- Timothy Lin
Finally, the last installment of the Thesis Thursday series! Rather than going through what I have done since the previous post (basically more refinements and robustness checks), I have decided to share some miscellaneous thoughts and lessons learnt over the past few months. The completed research paper and accompanying slides can be downloaded from my website.
On R and Stata
I decided to code the entire project in R this time round and I have to say that I am quite won over by the capabilities of the various packages.
Features that I like:
Graphing capabilities. Ggplot2 offers great default graphics, not to mention the numerous other add-ons and mapping tools (plotly, ggally, htmlwidgets, choroplethr, tmap).
Superior workflow. I can code in R, write a report in R markdown, produce tables in both html and tex, pull together a series of slides using ioslides/slidfy and blog in the same interface.
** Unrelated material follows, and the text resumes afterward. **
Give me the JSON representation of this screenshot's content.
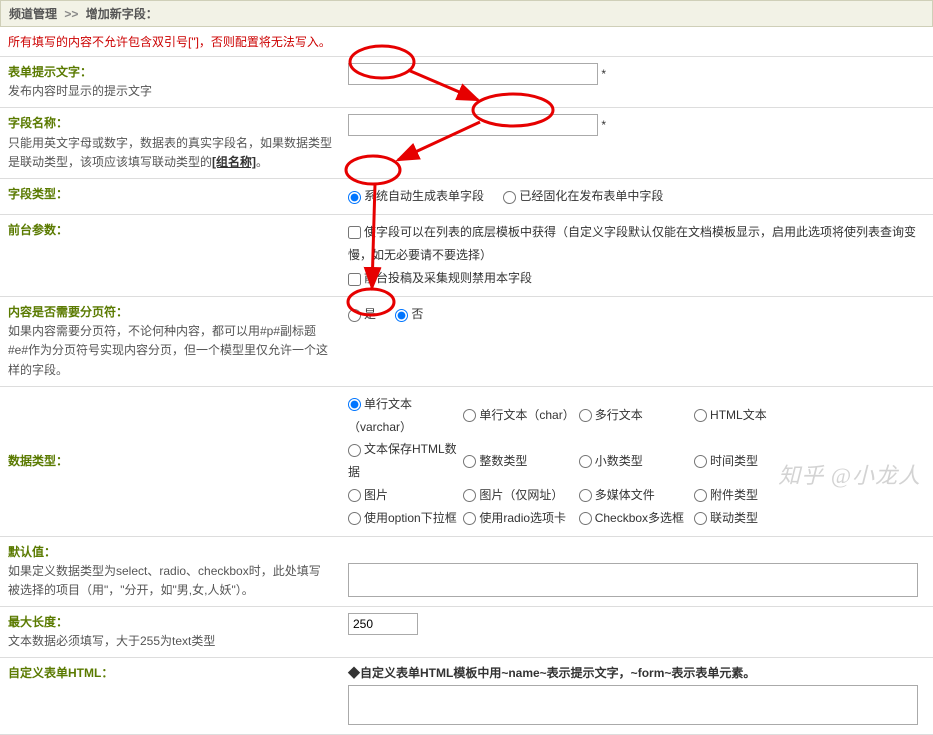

The only time I moved out of Rstudio was when I was writing up my paper (Latex), though bookdown is an attractive alternative.
Pipe syntax. I used to dislike it but I noticed that I have been using it quite often over the past few months. It does help reduce clutter but requires a certain frame of mind to read the syntax (Think of it as water flowing through a pipe).
Dplyr. Greatly speeds up the time it takes to do simple data manipulation compared to base R commands and replicates egen type commands in Stata.
Nonetheless, Stata still has certain advantages:
Help manual. Stata's help files are the best, comprehensive with examples. Unfortunately, some R packages, being user written, are not as helpful. Stackoverflow and google make it much better though.
Syntax. I still find Stata's syntax more direct and intuitive. A problem with the many user written commands in R is that everyone tries to come up with new names for functions, many of which are not the most intuitive.
Reshape. Reshape2 does not allow one to change multiple variables from long to wide. One can use reshape from the data.table package but I find it a hassle to use another package to do an elementary task.
Speed. Stata is much faster at reading and processing large datasets on memory.
Econometric tools. This is a major selling point of Stata and is where it still holds a comparative advantage. Recently developed tools in applied econometrics are introduced in Stata over R (e.g. ivreg2). By default, Stata commands normally come with the option of weights and different standard errors. To implement these features in R normally require an additional package and some clunky syntax.
More data is not necessary better.
When working with shapefiles, try to find the simplest one that gives you the necessary detail. Any more is just a waste of memory and a waste of time to compress it down.
There isn't much point using micro level data when working at the broader aggregate level. Just take the mean and use the number of observation as weights. The regression results will be the same but much faster to compute.
On a similar note, work with a small sample before running the code on the entire dataset.
For complex text manipulation, use regex. Most helpful guide which I constantly refer to comes from a UBC stat's class.
While ggcounty and choroplethr make mapping of U.S. states and counties a relatively simple task, it is worth learning to work with shapefiles. Doing it manually also made me realise how much of an art mapping is and the arbitrariness from the different projection systems.
More RAM is better. It's hard to go back to 4GB once you are used to 64GB.